The authors conclude that “the clinical effectiveness of such a strategy is limited when compared with existing rule-out strategies…. and is likely to undermined by a range of system factors such as prolonged ED waiting times and crowding.
What do I take from this paper? Well, it confirms that patients with “low risk chest pain” and a normal ECG, a hs-cTn below the level of detection is hugely reassuring. We need to make sure the ECG skills of all our clinicians are of a high standard and our current rule out strategies are already very safe. There is huge variation between EDs regarding their current testing strategy and this difference is worth further investigation, and must be remembered when doctors in training rotate between departments.
Will this change my management? Not yet. To be absolutely honest I quite like the “excuse” to keep patients for three hours (don’t tell the Department of Health), and still think we have to try to make a positive diagnosis of what the patient has, not just tell them what they don’t have.
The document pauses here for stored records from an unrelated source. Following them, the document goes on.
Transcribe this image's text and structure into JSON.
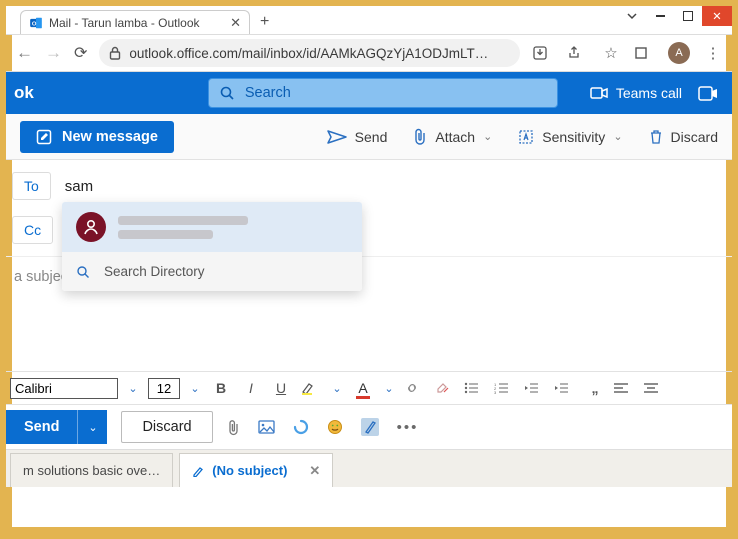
{
  "window": {
    "tab_title": "Mail - Tarun lamba - Outlook",
    "controls": {
      "minimize": "min",
      "maximize": "max",
      "close": "✕"
    }
  },
  "addressbar": {
    "url": "outlook.office.com/mail/inbox/id/AAMkAGQzYjA1ODJmLT…",
    "avatar_letter": "A"
  },
  "appbar": {
    "brand": "ok",
    "search_placeholder": "Search",
    "teams_call": "Teams call"
  },
  "toolbar": {
    "new_message": "New message",
    "send": "Send",
    "attach": "Attach",
    "sensitivity": "Sensitivity",
    "discard": "Discard"
  },
  "compose": {
    "to_label": "To",
    "cc_label": "Cc",
    "to_value": "sam",
    "subject_placeholder": "a subject",
    "suggestion": {
      "search_directory": "Search Directory"
    }
  },
  "formatbar": {
    "font": "Calibri",
    "size": "12"
  },
  "sendbar": {
    "send": "Send",
    "discard": "Discard"
  },
  "tabs": {
    "inactive": "m solutions basic ove…",
    "active": "(No subject)"
  }
}
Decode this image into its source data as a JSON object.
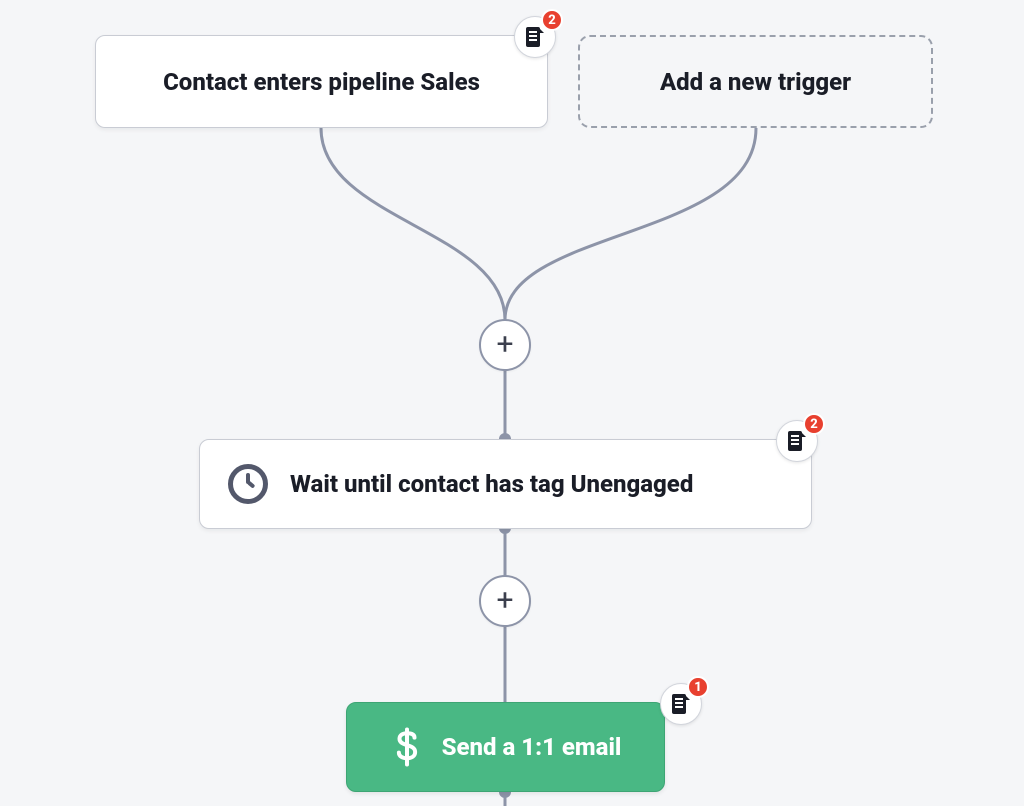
{
  "nodes": {
    "trigger1": {
      "label": "Contact enters pipeline Sales",
      "badge_count": "2"
    },
    "trigger_add": {
      "label": "Add a new trigger"
    },
    "wait": {
      "label": "Wait until contact has tag Unengaged",
      "badge_count": "2"
    },
    "action_email": {
      "label": "Send a 1:1 email",
      "badge_count": "1"
    }
  },
  "buttons": {
    "plus": "+"
  },
  "colors": {
    "connector": "#8d94a8",
    "badge_red": "#e8402f",
    "action_green": "#49b884"
  }
}
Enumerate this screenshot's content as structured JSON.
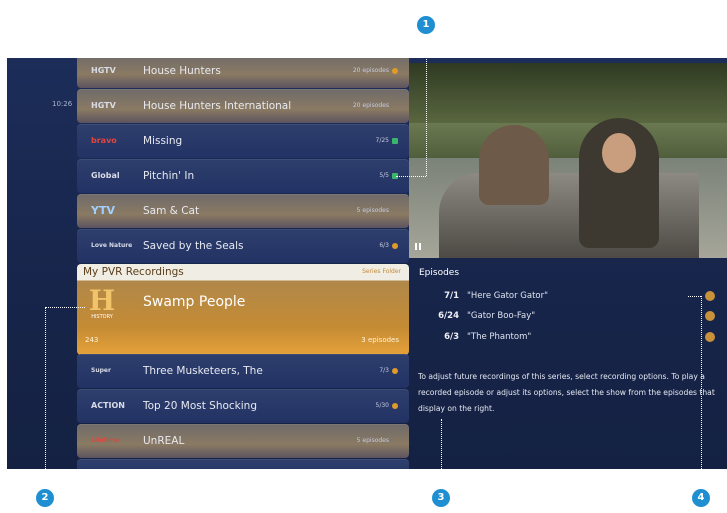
{
  "clock": "10:26",
  "recordings": [
    {
      "channel": "HGTV",
      "title": "House Hunters",
      "count": "20 episodes",
      "style": "gold",
      "status": "orange"
    },
    {
      "channel": "HGTV",
      "title": "House Hunters International",
      "count": "20 episodes",
      "style": "gold",
      "status": ""
    },
    {
      "channel": "bravo",
      "title": "Missing",
      "count": "7/25",
      "style": "blue",
      "status": "green"
    },
    {
      "channel": "Global",
      "title": "Pitchin' In",
      "count": "5/5",
      "style": "blue",
      "status": "green"
    },
    {
      "channel": "YTV",
      "title": "Sam & Cat",
      "count": "5 episodes",
      "style": "gold",
      "status": ""
    },
    {
      "channel": "Love Nature",
      "title": "Saved by the Seals",
      "count": "6/3",
      "style": "blue",
      "status": "orange"
    }
  ],
  "expanded": {
    "header": "My PVR Recordings",
    "tag": "Series Folder",
    "logo": "H",
    "logo_sub": "HISTORY",
    "title": "Swamp People",
    "channel": "243",
    "episodes": "3 episodes"
  },
  "recordings_after": [
    {
      "channel": "Super Movies",
      "title": "Three Musketeers, The",
      "count": "7/3",
      "style": "blue",
      "status": "orange"
    },
    {
      "channel": "ACTION",
      "title": "Top 20 Most Shocking",
      "count": "5/30",
      "style": "blue",
      "status": "orange"
    },
    {
      "channel": "Lifetime",
      "title": "UnREAL",
      "count": "5 episodes",
      "style": "gold",
      "status": ""
    }
  ],
  "episodes_panel": {
    "title": "Episodes",
    "items": [
      {
        "date": "7/1",
        "name": "\"Here Gator Gator\""
      },
      {
        "date": "6/24",
        "name": "\"Gator Boo-Fay\""
      },
      {
        "date": "6/3",
        "name": "\"The Phantom\""
      }
    ],
    "description": "To adjust future recordings of this series, select recording options. To play a recorded episode or adjust its options, select the show from the episodes that display on the right."
  },
  "callouts": [
    "1",
    "2",
    "3",
    "4"
  ],
  "colors": {
    "accent": "#1f8fd2",
    "gold": "#c58b34",
    "background": "#1c2d59"
  }
}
I am really pleased that this high quality study was conducted and hope we can continue to support trials like this in our Emergency Departments.
Rick Body very kindly spent some time discussing this trial, and recent thoughts about the use of hs-cTn, in this St Emlyn’s podcast.
The various organisations mentioned by Rick can be found here:
The CQUIN that will be implemented later this year (page 15 for the Troponin section)
- 1.The NHS Long Term Plan, . NHS England; 2019:18-23. https://www.longtermplan.nhs.uk/publication/nhs-long-term-plan/. Accessed May 9, 2020.
- 2.Body R. High Sensitivity Troponin at St Emlyn’s. St Emlyns Blog. https://www.stemlynsblog.org/high-sensitivity-troponin-st-emlyns/. Published August 7, 2014. Accessed May 9, 2020.
- 3.Carlton EW, Ingram J, Taylor H, et al. Limit of detection of troponin discharge strategy versus usual care: randomised controlled trial. Heart. May 2020:heartjnl-2020-316692. doi:10.1136/heartjnl-2020-316692
- 4.Oliver G, Reynard C, Morris N, Body R. Can Emergency Physician Gestalt “Rule In” or “Rule Out” Acute Coronary Syndrome: Validation in a Multicenter Prospective Diagnostic Cohort Study. Diercks DB, ed. Acad Emerg Med. September 2019:24-30. doi:10.1111/acem.13836